NIH: Post-blood transfusions = about 5 million HCV cases in 70’s and 80’s in U.S.


I have been waiting for a numerical estimation on HCV risk factor #1, blood transfusions, and found it in the above YouTube video.  If you read a lot of HCV reports on PUBMED, you know that Dr. Harvey J. Alter is a superstar.  Dr. Alter’s talk is 38 minutes short. He jokes as he gives a brief historical overview of the facts that laypeople can understand.

He states that in the era before testing for hepatitis was available, blood transfusions CAUSED about 4,800,000 cases of hepatitis C.  No wonder this epidemic is so bad, especially in the veteran population (2013 post: Blood sources for U. S. troops in Vietnam.) 

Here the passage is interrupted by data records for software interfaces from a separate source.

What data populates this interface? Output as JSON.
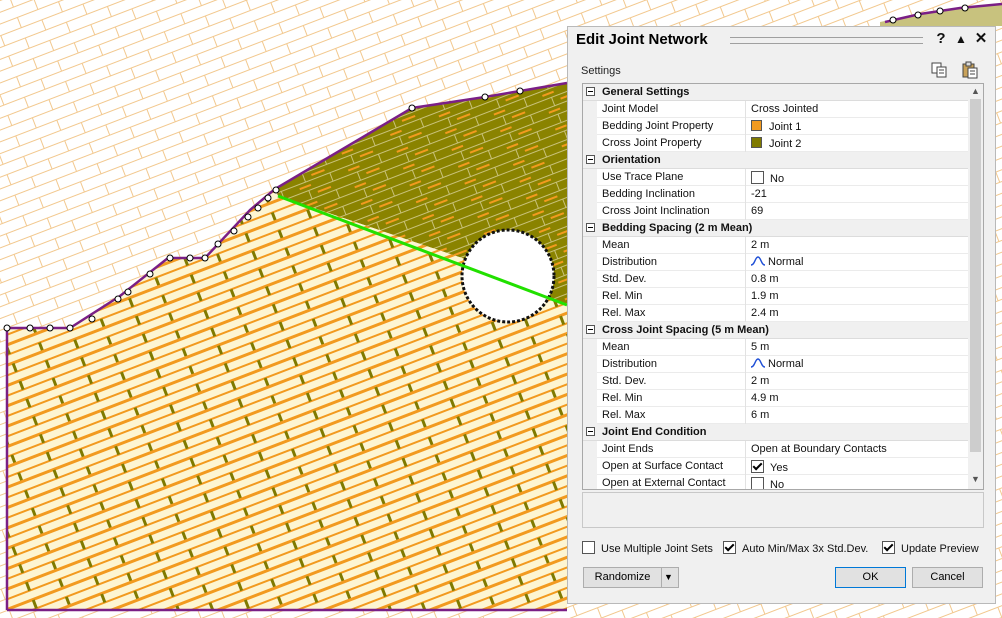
{
  "window": {
    "title": "Edit Joint Network",
    "help_label": "?",
    "collapse_label": "▲",
    "close_label": "✕"
  },
  "settings_label": "Settings",
  "toolbar_icons": [
    "copy-icon",
    "paste-icon"
  ],
  "colors": {
    "joint1": "#f29a1f",
    "joint2": "#7f7a00",
    "panel_bg": "#f0f0f0",
    "boundary": "#7a1f86",
    "highlight": "#22e000",
    "material_light": "#fdf5d2"
  },
  "general": {
    "header": "General Settings",
    "joint_model": {
      "label": "Joint Model",
      "value": "Cross Jointed"
    },
    "bedding_prop": {
      "label": "Bedding Joint Property",
      "value": "Joint 1"
    },
    "cross_prop": {
      "label": "Cross Joint Property",
      "value": "Joint 2"
    }
  },
  "orientation": {
    "header": "Orientation",
    "trace": {
      "label": "Use Trace Plane",
      "value": "No",
      "checked": false
    },
    "bed_incl": {
      "label": "Bedding Inclination",
      "value": "-21"
    },
    "cross_incl": {
      "label": "Cross Joint Inclination",
      "value": "69"
    }
  },
  "bedding_spacing": {
    "header": "Bedding Spacing   (2 m  Mean)",
    "mean": {
      "label": "Mean",
      "value": "2 m"
    },
    "dist": {
      "label": "Distribution",
      "value": "Normal"
    },
    "std": {
      "label": "Std. Dev.",
      "value": "0.8 m"
    },
    "min": {
      "label": "Rel. Min",
      "value": "1.9 m"
    },
    "max": {
      "label": "Rel. Max",
      "value": "2.4 m"
    }
  },
  "cross_spacing": {
    "header": "Cross Joint Spacing   (5 m  Mean)",
    "mean": {
      "label": "Mean",
      "value": "5 m"
    },
    "dist": {
      "label": "Distribution",
      "value": "Normal"
    },
    "std": {
      "label": "Std. Dev.",
      "value": "2 m"
    },
    "min": {
      "label": "Rel. Min",
      "value": "4.9 m"
    },
    "max": {
      "label": "Rel. Max",
      "value": "6 m"
    }
  },
  "end_condition": {
    "header": "Joint End Condition",
    "ends": {
      "label": "Joint Ends",
      "value": "Open at Boundary Contacts"
    },
    "surface": {
      "label": "Open at Surface Contact",
      "value": "Yes",
      "checked": true
    },
    "external": {
      "label": "Open at External Contact",
      "value": "No",
      "checked": false
    }
  },
  "options": {
    "multiple": {
      "label": "Use Multiple Joint Sets",
      "checked": false
    },
    "auto": {
      "label": "Auto Min/Max 3x Std.Dev.",
      "checked": true
    },
    "preview": {
      "label": "Update Preview",
      "checked": true
    }
  },
  "buttons": {
    "randomize": "Randomize",
    "ok": "OK",
    "cancel": "Cancel"
  }
}
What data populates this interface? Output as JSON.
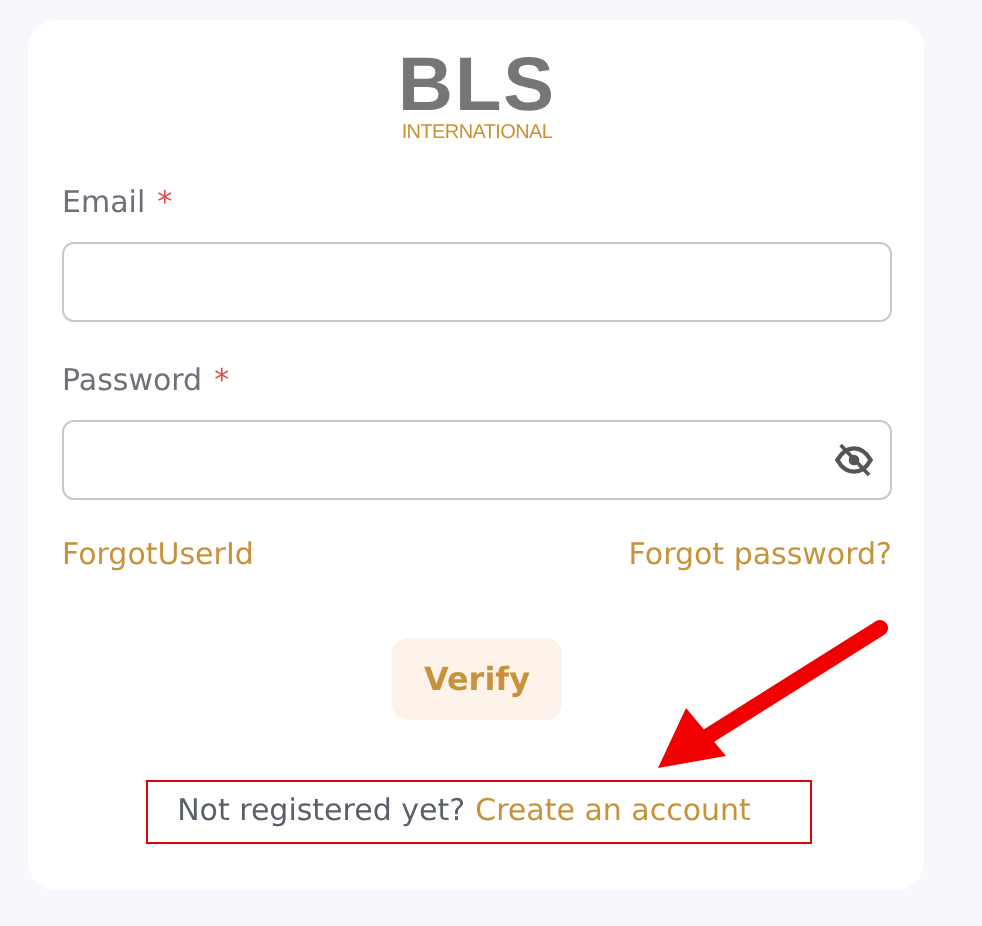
{
  "logo": {
    "name": "BLS",
    "tagline": "INTERNATIONAL"
  },
  "fields": [
    {
      "label": "Email",
      "required": true,
      "required_mark": "*",
      "kind": "text"
    },
    {
      "label": "Password",
      "required": true,
      "required_mark": "*",
      "kind": "password"
    }
  ],
  "links": [
    "ForgotUserId",
    "Forgot password?"
  ],
  "submit_button": "Verify",
  "signup": {
    "prompt": "Not registered yet?",
    "link": "Create an account"
  },
  "annotation": {
    "highlight": true,
    "arrow": true
  }
}
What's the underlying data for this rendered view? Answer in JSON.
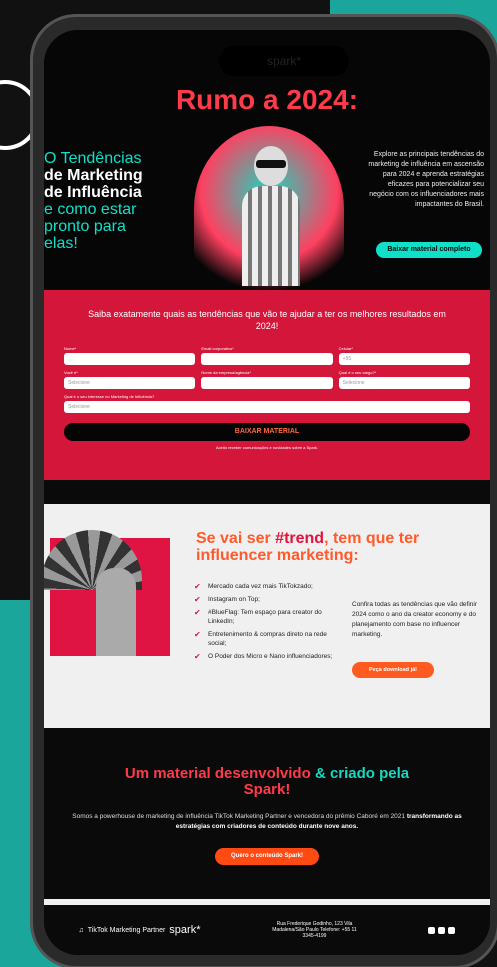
{
  "hero": {
    "title_part1": "Rumo a 2024:",
    "left_line1": "O Tendências",
    "left_line2": "de Marketing",
    "left_line3": "de Influência",
    "left_line4": "e como estar",
    "left_line5": "pronto para",
    "left_line6": "elas!",
    "right_text": "Explore as principais tendências do marketing de influência em ascensão para 2024 e aprenda estratégias eficazes para potencializar seu negócio com os influenciadores mais impactantes do Brasil.",
    "cta": "Baixar material completo"
  },
  "form": {
    "heading": "Saiba exatamente quais as tendências que vão te ajudar a ter os melhores resultados em 2024!",
    "fields": [
      {
        "label": "Nome*",
        "placeholder": ""
      },
      {
        "label": "Email corporativo*",
        "placeholder": ""
      },
      {
        "label": "Celular*",
        "placeholder": "+55"
      },
      {
        "label": "Você é*",
        "placeholder": "Selecione"
      },
      {
        "label": "Nome da empresa/agência*",
        "placeholder": ""
      },
      {
        "label": "Qual é o seu cargo?*",
        "placeholder": "Selecione"
      },
      {
        "label": "Qual é o seu interesse no Marketing de Influência?",
        "placeholder": "Selecione"
      }
    ],
    "submit": "BAIXAR MATERIAL",
    "consent": "Aceito receber comunicações e novidades sobre a Spark."
  },
  "trend": {
    "title_a": "Se vai ser ",
    "title_b": "#trend",
    "title_c": ", tem que ter influencer marketing:",
    "items": [
      "Mercado cada vez mais TikTokzado;",
      "Instagram on Top;",
      "#BlueFlag: Tem espaço para creator do LinkedIn;",
      "Entretenimento & compras direto na rede social;",
      "O Poder dos Micro e Nano influenciadores;"
    ],
    "right_text": "Confira todas as tendências que vão definir 2024 como o ano da creator economy e do planejamento com base no influencer marketing.",
    "cta": "Peça download já!"
  },
  "material": {
    "title_a": "Um material desenvolvido ",
    "title_b": "& criado pela",
    "title_c": "Spark!",
    "text_a": "Somos a powerhouse de marketing de influência TikTok Marketing Partner e vencedora do prêmio Caboré em 2021 ",
    "text_b": "transformando as estratégias com criadores de conteúdo durante nove anos.",
    "cta": "Quero o conteúdo Spark!"
  },
  "footer": {
    "tiktok": "TikTok Marketing Partner",
    "spark": "spark*",
    "address": "Rua Frederique Godinho, 123 Vila Madalena/São Paulo Telefone: +55 11 3345-4199"
  },
  "notch_text": "spark*"
}
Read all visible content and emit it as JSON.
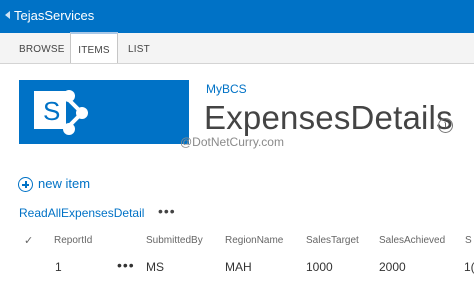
{
  "top_bar": {
    "site_title": "TejasServices"
  },
  "ribbon": {
    "tabs": [
      {
        "label": "BROWSE"
      },
      {
        "label": "ITEMS"
      },
      {
        "label": "LIST"
      }
    ],
    "active_tab": "ITEMS"
  },
  "header": {
    "breadcrumb": "MyBCS",
    "title": "ExpensesDetails",
    "info_icon": "i"
  },
  "watermark": "@DotNetCurry.com",
  "new_item_label": "new item",
  "view": {
    "name": "ReadAllExpensesDetail",
    "more": "•••"
  },
  "table": {
    "check_symbol": "✓",
    "headers": [
      "ReportId",
      "SubmittedBy",
      "RegionName",
      "SalesTarget",
      "SalesAchieved",
      "S"
    ],
    "rows": [
      {
        "ReportId": "1",
        "more": "•••",
        "SubmittedBy": "MS",
        "RegionName": "MAH",
        "SalesTarget": "1000",
        "SalesAchieved": "2000",
        "S": "1("
      }
    ]
  },
  "colors": {
    "brand_blue": "#0072c6",
    "ribbon_bg": "#f4f4f4"
  },
  "icons": {
    "back": "chevron-left-icon",
    "logo": "sharepoint-logo-icon",
    "info": "info-icon",
    "add": "plus-circle-icon",
    "check": "check-icon"
  }
}
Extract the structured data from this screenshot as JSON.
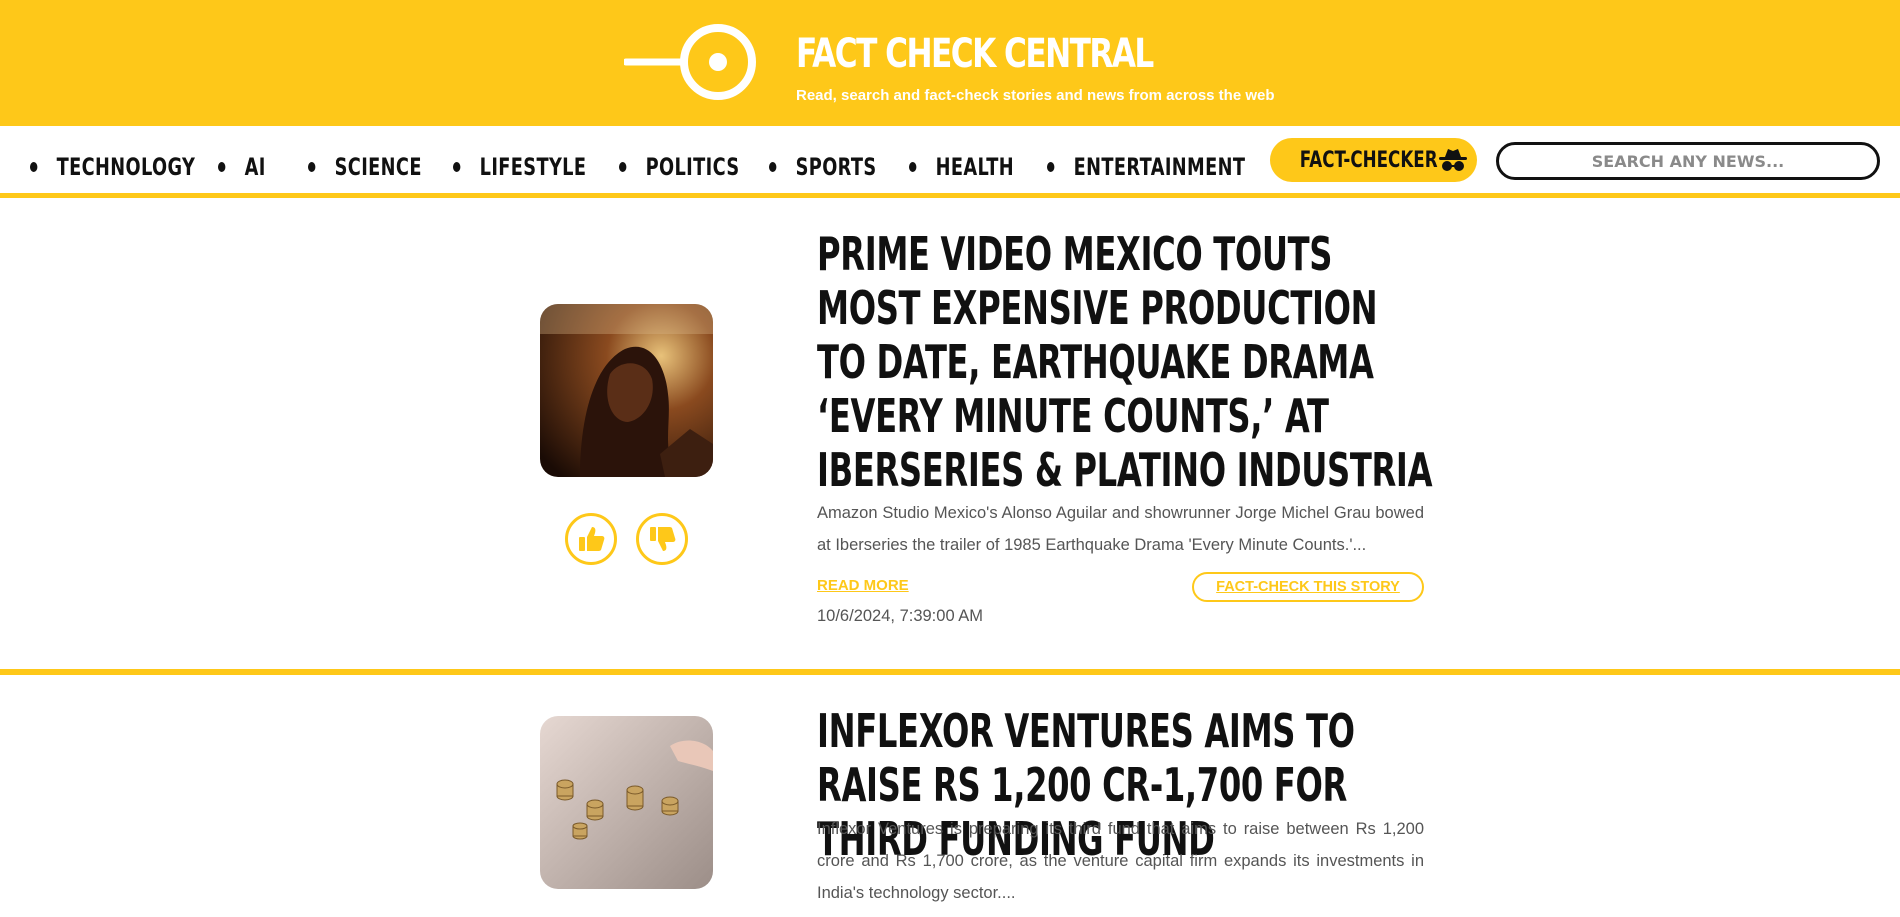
{
  "header": {
    "title": "FACT CHECK CENTRAL",
    "tagline": "Read, search and fact-check stories and news from across the web",
    "logo_icon": "magnifier-logo-icon",
    "background_color": "#fec819"
  },
  "nav": {
    "items": [
      {
        "label": "TECHNOLOGY"
      },
      {
        "label": "AI"
      },
      {
        "label": "SCIENCE"
      },
      {
        "label": "LIFESTYLE"
      },
      {
        "label": "POLITICS"
      },
      {
        "label": "SPORTS"
      },
      {
        "label": "HEALTH"
      },
      {
        "label": "ENTERTAINMENT"
      }
    ],
    "fact_checker_label": "FACT-CHECKER",
    "fact_checker_icon": "spy-icon",
    "search_placeholder": "SEARCH ANY NEWS..."
  },
  "articles": [
    {
      "headline": "PRIME VIDEO MEXICO TOUTS MOST EXPENSIVE PRODUCTION TO DATE, EARTHQUAKE DRAMA ‘EVERY MINUTE COUNTS,’ AT IBERSERIES & PLATINO INDUSTRIA",
      "summary": "Amazon Studio Mexico's Alonso Aguilar and showrunner Jorge Michel Grau bowed at Iberseries the trailer of 1985 Earthquake Drama 'Every Minute Counts.'...",
      "read_more": "READ MORE",
      "fact_check": "FACT-CHECK THIS STORY",
      "timestamp": "10/6/2024, 7:39:00 AM",
      "thumb_icon": "article-thumbnail-image"
    },
    {
      "headline": "INFLEXOR VENTURES AIMS TO RAISE RS 1,200 CR-1,700 FOR THIRD FUNDING FUND",
      "summary": "Inflexor Ventures is preparing its third fund that aims to raise between Rs 1,200 crore and Rs 1,700 crore, as the venture capital firm expands its investments in India's technology sector....",
      "thumb_icon": "article-thumbnail-image"
    }
  ],
  "colors": {
    "accent": "#fec819",
    "text": "#111111",
    "muted": "#555555"
  }
}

This is a must see.

alter

This is a screenshot of a slide. For a brilliant yet simple overview, click the VIDEO in the first image.

This entry was posted in Blood info, Food for thought, HCV Health, HCV Risks (documented), Medical News, research, transfusions and hepatitis, Uncategorized and tagged , , , , , . Bookmark the permalink.

2 Responses to NIH: Post-blood transfusions = about 5 million HCV cases in 70’s and 80’s in U.S.

  1. Ron says:

    It really isn’t surprising to see these outbreaks or figures. Just take for example the World War II veterans that came down with liver disease that were wounded in action after receiving a transfusion. It was not till recently that they discovered type C Hepatitis, let alone how to test for it. Also they as of yet have no way of successfully treating type A, the most frequently diagnosed of all of the hepatitis diseases.

    • asknod says:

      <<<<>>> Negatory, Ron. Read up on HAV (infectious). It’s strictly food-borne (oral/anal route) and one achieves immunity after the acute infection (7-12 days) subsides. Thereafter, you cannot be reinfected as your body has the permanent antibodies to fight it. This isn’t always true with HBV (viral). Some of us go on to have a permanent, incurable chronic form of HBV which will inevitably kill us. Fortunately, it is extremely rare.

Leave a Reply

Fill in your details below or click an icon to log in:

WordPress.com Logo

You are commenting using your WordPress.com account. Log Out / Change )

Twitter picture

You are commenting using your Twitter account. Log Out / Change )

Facebook photo

You are commenting using your Facebook account. Log Out / Change )

Google+ photo

You are commenting using your Google+ account. Log Out / Change )

Connecting to %s